“Come mothers and fathers throughout the land

And don’t criticize what you can’t understand

Your sons and your daughters are beyond your command

Your old road is rapidly agin’.

Please get out of the new one

If you can’t lend your hand

For the times they are a-changin’.”

— Bob Dylan

The times indeed are changin’ for drivers in Keene. The questions are how quickly that change will come and how well they’ll adapt.

We’re talking about parking; the most often discussed topic relating to downtown Keene for … well, for a long time now. But the talk these days isn’t about new parking garages or the loss of dirt spaces. It’s all about technology.

For generations, downtown parking has been regulated through meters. Once fully analog, the latest ones feature digital displays and chips that record time and such. But even that advance has become passe with the advent of smartphones and apps. It’s not only that drivers can now pay via credit card or even through mobile apps; it’s that the coin of the realm is no longer coins. Young adults today are far less likely to carry change, or even cash, at all. Thus, the city’s move away from parking methods that only accept nickels, dimes and quarters is inevitable.
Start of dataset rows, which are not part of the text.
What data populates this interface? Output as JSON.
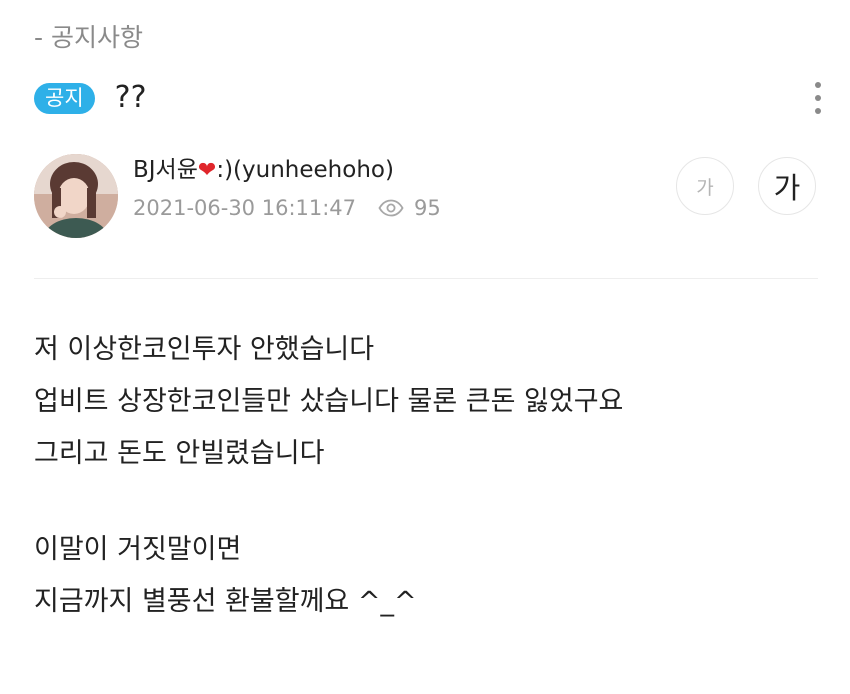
{
  "breadcrumb": "- 공지사항",
  "post": {
    "badge": "공지",
    "title": "??"
  },
  "author": {
    "name_prefix": "BJ서윤",
    "name_suffix": ":)(yunheehoho)",
    "heart_icon": "heart-icon",
    "datetime": "2021-06-30 16:11:47",
    "views": "95"
  },
  "font_controls": {
    "small_label": "가",
    "large_label": "가"
  },
  "content": {
    "lines": [
      "저 이상한코인투자 안했습니다",
      "업비트 상장한코인들만 샀습니다 물론 큰돈 잃었구요",
      "그리고 돈도 안빌렸습니다",
      "",
      "이말이 거짓말이면",
      "지금까지 별풍선 환불할께요 ^_^"
    ]
  },
  "colors": {
    "badge": "#2eb0e8",
    "heart": "#e0262b",
    "muted_text": "#9a9a9a"
  }
}
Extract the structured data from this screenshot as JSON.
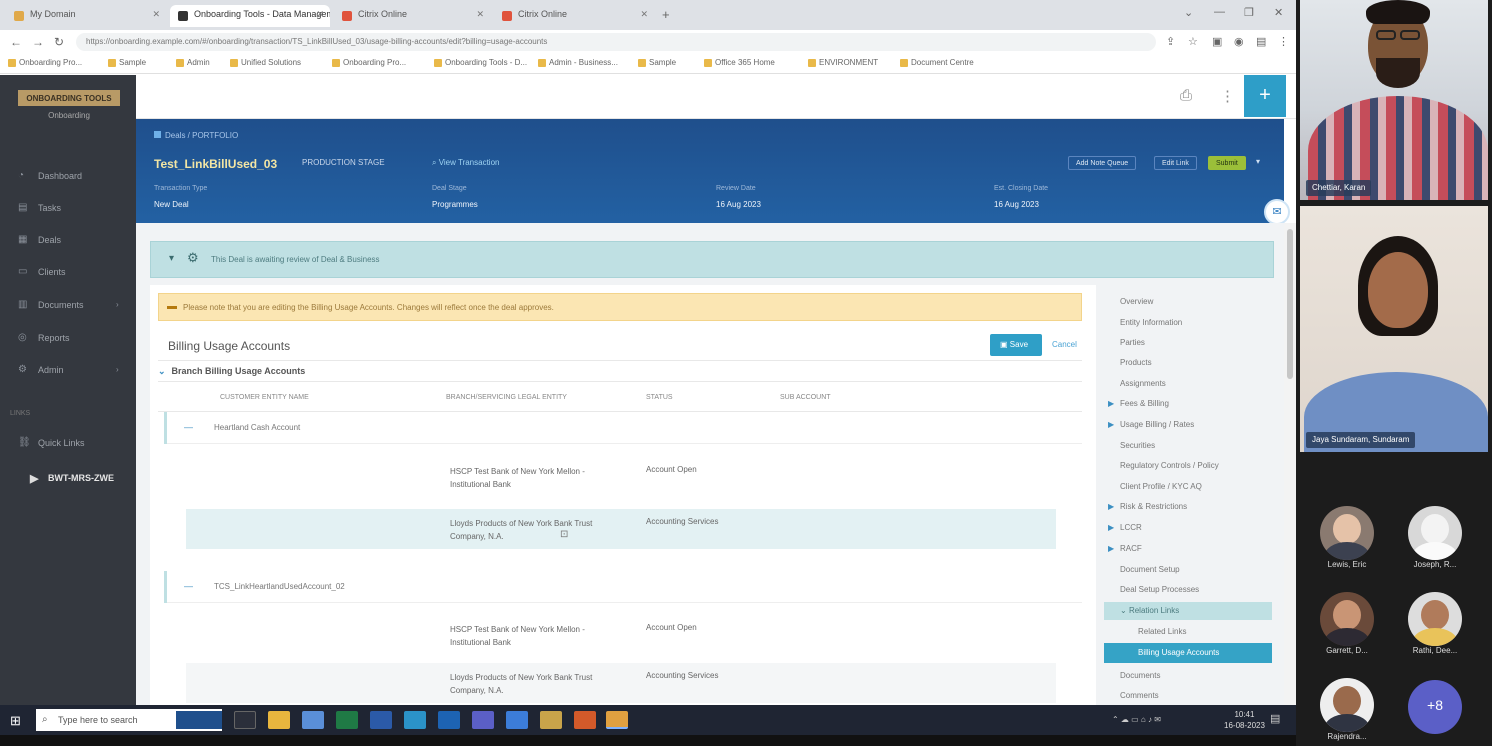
{
  "browser": {
    "tabs": [
      {
        "label": "My Domain",
        "color": "#e0a94a"
      },
      {
        "label": "Onboarding Tools - Data Management",
        "color": "#333333"
      },
      {
        "label": "Citrix Online",
        "color": "#e0533d"
      },
      {
        "label": "Citrix Online",
        "color": "#e0533d"
      }
    ],
    "url": "https://onboarding.example.com/#/onboarding/transaction/TS_LinkBillUsed_03/usage-billing-accounts/edit?billing=usage-accounts",
    "bookmarks": [
      "Onboarding Pro...",
      "Sample",
      "Admin",
      "Unified Solutions",
      "Onboarding Pro...",
      "Onboarding Tools - D...",
      "Admin - Business...",
      "Sample",
      "Office 365 Home",
      "ENVIRONMENT",
      "Document Centre"
    ]
  },
  "sidebar": {
    "logo": "ONBOARDING TOOLS",
    "logo_sub": "Onboarding",
    "items": [
      {
        "label": "Dashboard",
        "icon": "gauge-icon"
      },
      {
        "label": "Tasks",
        "icon": "tasks-icon"
      },
      {
        "label": "Deals",
        "icon": "deals-icon"
      },
      {
        "label": "Clients",
        "icon": "clients-icon"
      },
      {
        "label": "Documents",
        "icon": "documents-icon"
      },
      {
        "label": "Reports",
        "icon": "reports-icon"
      },
      {
        "label": "Admin",
        "icon": "admin-icon"
      }
    ],
    "section": "LINKS",
    "quick_links": "Quick Links",
    "user": "BWT-MRS-ZWE"
  },
  "header": {
    "breadcrumb": "Deals / PORTFOLIO",
    "title": "Test_LinkBillUsed_03",
    "status": "PRODUCTION STAGE",
    "link": "View Transaction",
    "buttons": [
      "Add Note Queue",
      "Edit Link",
      "Submit"
    ],
    "fields": [
      {
        "label": "Transaction Type",
        "value": "New Deal"
      },
      {
        "label": "Deal Stage",
        "value": "Programmes"
      },
      {
        "label": "Review Date",
        "value": "16 Aug 2023"
      },
      {
        "label": "Est. Closing Date",
        "value": "16 Aug 2023"
      }
    ]
  },
  "banner": "This Deal is awaiting review of Deal & Business",
  "warning": "Please note that you are editing the Billing Usage Accounts. Changes will reflect once the deal approves.",
  "section": {
    "title": "Billing Usage Accounts",
    "save": "Save",
    "cancel": "Cancel",
    "subsection": "Branch Billing Usage Accounts",
    "columns": [
      "CUSTOMER ENTITY NAME",
      "BRANCH/SERVICING LEGAL ENTITY",
      "STATUS",
      "SUB ACCOUNT"
    ],
    "groups": [
      {
        "name": "Heartland Cash Account",
        "rows": [
          {
            "entity": "HSCP Test Bank of New York Mellon - Institutional Bank",
            "status": "Account Open"
          },
          {
            "entity": "Lloyds Products of New York Bank Trust Company, N.A.",
            "status": "Accounting Services"
          }
        ]
      },
      {
        "name": "TCS_LinkHeartlandUsedAccount_02",
        "rows": [
          {
            "entity": "HSCP Test Bank of New York Mellon - Institutional Bank",
            "status": "Account Open"
          },
          {
            "entity": "Lloyds Products of New York Bank Trust Company, N.A.",
            "status": "Accounting Services"
          }
        ]
      }
    ]
  },
  "rightnav": {
    "items": [
      {
        "label": "Overview",
        "type": "plain"
      },
      {
        "label": "Entity Information",
        "type": "plain"
      },
      {
        "label": "Parties",
        "type": "plain"
      },
      {
        "label": "Products",
        "type": "plain"
      },
      {
        "label": "Assignments",
        "type": "plain"
      },
      {
        "label": "Fees & Billing",
        "type": "arrow"
      },
      {
        "label": "Usage Billing / Rates",
        "type": "arrow"
      },
      {
        "label": "Securities",
        "type": "plain"
      },
      {
        "label": "Regulatory Controls / Policy",
        "type": "plain"
      },
      {
        "label": "Client Profile / KYC AQ",
        "type": "plain"
      },
      {
        "label": "Risk & Restrictions",
        "type": "arrow"
      },
      {
        "label": "LCCR",
        "type": "arrow"
      },
      {
        "label": "RACF",
        "type": "arrow"
      },
      {
        "label": "Document Setup",
        "type": "plain"
      },
      {
        "label": "Deal Setup Processes",
        "type": "plain"
      },
      {
        "label": "Relation Links",
        "type": "expanded"
      },
      {
        "label": "Related Links",
        "type": "sub"
      },
      {
        "label": "Billing Usage Accounts",
        "type": "active"
      },
      {
        "label": "Documents",
        "type": "plain"
      },
      {
        "label": "Comments",
        "type": "plain"
      }
    ]
  },
  "taskbar": {
    "search_placeholder": "Type here to search",
    "time": "10:41",
    "date": "16-08-2023"
  },
  "meeting": {
    "presenter": "Chettiar, Karan",
    "second": "Jaya Sundaram, Sundaram",
    "participants": [
      {
        "name": "Lewis, Eric"
      },
      {
        "name": "Joseph, R..."
      },
      {
        "name": "Garrett, D..."
      },
      {
        "name": "Rathi, Dee..."
      },
      {
        "name": "Rajendra..."
      }
    ],
    "more": "+8"
  }
}
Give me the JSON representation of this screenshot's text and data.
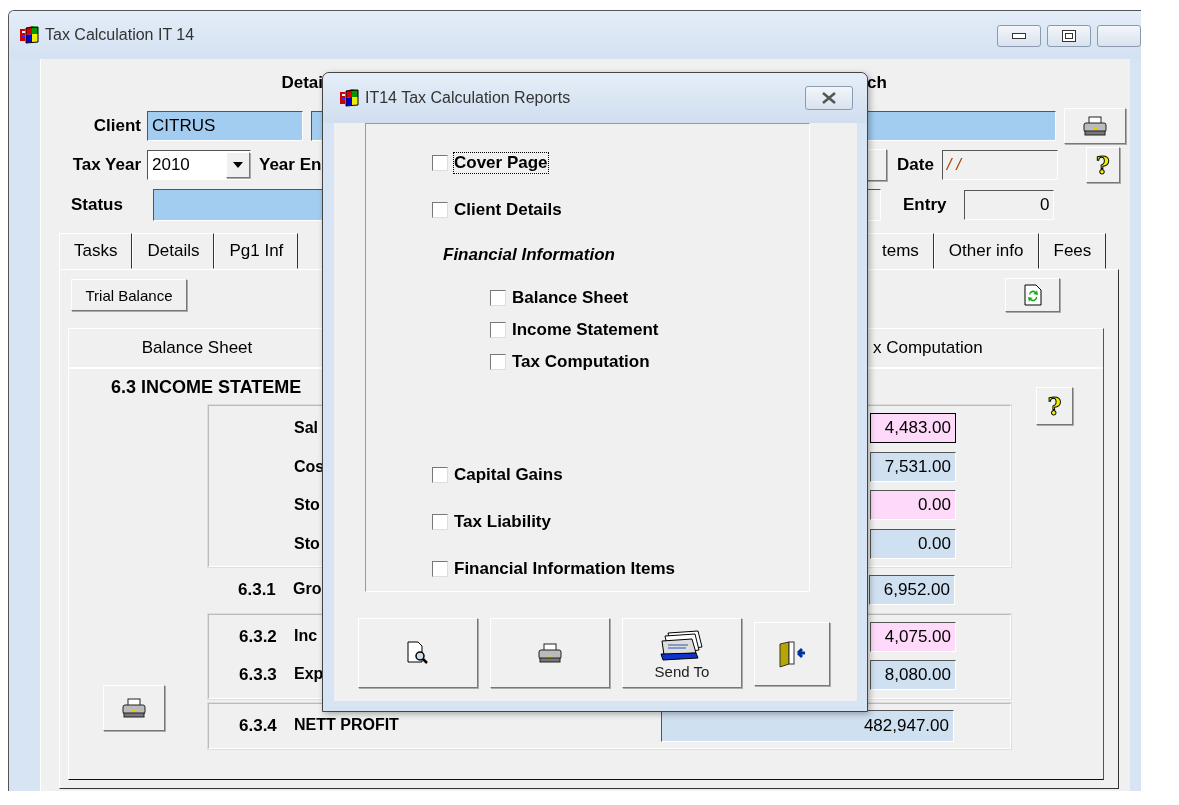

But that doesn’t mean it’s going to be easy.

Keene’s parking division has been experimenting with alternatives to metered parking spaces for years. About seven years ago, kiosks were installed along a stretch of Main Street, calling for parkers to insert money or credit cards and type in the number of the space they parked in, assuming they looked and could recall it. It was a huge bust, with operators confused and business owners howling that the change was causing people to go elsewhere to eat or buy. A 90-day trial was scrapped after 40 days of complaints.

A year or so later, the city began using a mobile app through which users could scan a QR code to pay for their space. In 2015, the Commercial Lot behind The Colonial Theatre went kiosk. This past fall, the resurfaced Gilbo Avenue lot saw all its meters vanish in favor of kiosks. Somehow, drivers have been able to adapt to the idea in lots — perhaps because that’s a common configuration elsewhere.

On the streets, however, it’s still causing a commotion as helpless, or hapless, parkers struggle to decipher the system and work the machines. At least, that’s the story according to Central Square business owner Dorrie Masten. Masten, who owns The Pour House bar and Pedraza’s Mexican Restaurant, among other properties. Masten has been complaining about the kiosk in front of her businesses for at least a year. The kiosk was installed in 2017, replacing 14 meters for the spaces between Winter and West streets.

Masten complained last April, but the City Council left the kiosk in place. Again last month, Masten requested the city remove the kiosk and go back to meters, saying she’s losing business because customers can’t figure out how to work the device or find it’s too much trouble; the kiosk calls for drivers to input their license plate number when paying. The difficulties have also been exacerbated by periodic glitches in the kiosk software.

This time, the city seems more receptive to her argument — at least, to a point. A council panel voted last month to recommend removing the kiosk and reinstalling meters, saying the experiment had not worked and that it’s unfair to businesses to have a different type of parking in only one area.

Last week, another council panel voted to change the operation, but keep a different type of kiosk, for now. The system will call for drivers to get a printed receipt from the kiosk and place it on their dashboard, rather than remember their license plate number. The full council votes on the 30-day trial proposal Thursday evening.

While it’s good city officials are being responsive and open-minded, and especially beneficial that the month-long trial comes at no cost to taxpayers — the vendor of the pay-and-display kiosk is footing the bill — we’re also glad to see the city not abruptly reverse course and go back to meters.

Meters are more expensive and time-consuming for parking staff. They’re also becoming obsolete, given current technological advances. Older drivers may still struggle a bit to adapt, but there’s no question coinless parking is the future, and the city is right to be looking at implementing it.

The times they are a changin’.